End of negative interest rates: back to normal
The inflation we are currently experiencing will have had at least one good point: the end of zero and negative interest rates. It was indeed irrational to the point that the great economists of the past had never even spoken of it, so incongruous did this possibility seem to them! A negative interest rate means that you are paying to have your money kept, while the logic of the loan is to compensate you for temporarily denying yourself the use of a certain amount of money.
But that's what we experienced for several years: the interest rate on 10-year French bonds (the benchmark maturity) settled into negative territory from mid-2019 to mid-2021 (spring 2020 being the exception). As for two-year bonds, this situation even persisted from 2014 to early 2022. The same phenomenon has been seen in several other countries in the eurozone, notably Germany. The State then borrowed without paying any interest, and even got paid for doing so!
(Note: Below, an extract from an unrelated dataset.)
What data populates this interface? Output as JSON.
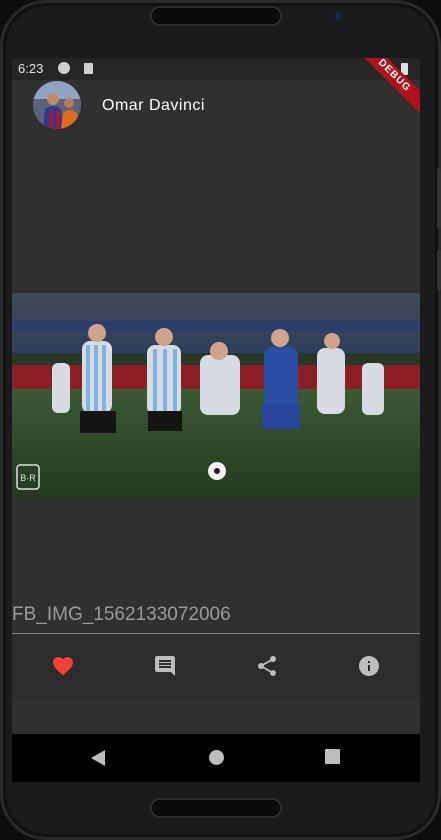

The reason for this phenomenon was the policy of the European Central Bank (ECB) – following its American counterpart, the Fed – which had reduced its key rate to almost zero just after the subprime crisis in order to facilitate the refinancing of the banking system, which was at the time in difficulty, and to support economic activity. The ensuing Greek public debt crisis prompted the ECB to prolong its low rates. At the same time, central banks were buying government bonds in order to lower interest rates on all maturities (2 years, 5 years, 10 years, etc.). How can this be? Simply by creating money. The ECB's balance sheet has therefore increased from around 1,000 billion euros just before the 2007-2008 crisis to more than 8,000 today. This is called “quantitative easing”.
It worked well, there was more money, more/too much liquidity in the economy, and inflation became a reality. Central banks are now raising their key rates and putting an end to their debt purchases in order to curb inflation. We are back to positive interest rates. However, the situation is not yet completely back to normal because the real interest rate (interest rate – inflation rate), the one that really matters, remains negative. The interest income is still lower than the rise in prices.
What effects will this reversal have? “Free” money has pushed up the price of tangible assets, which themselves are in limited supply and therefore provide safe havens from monetary expansion (real estate, equities, works of art, collectible cars, commodities, gold, etc.). From now on, some bubbles are in danger of deflating and only quality goods will resist. We will have to become more selective. From now on, precise, meticulous economic analysis will return to the forefront, which is also good news.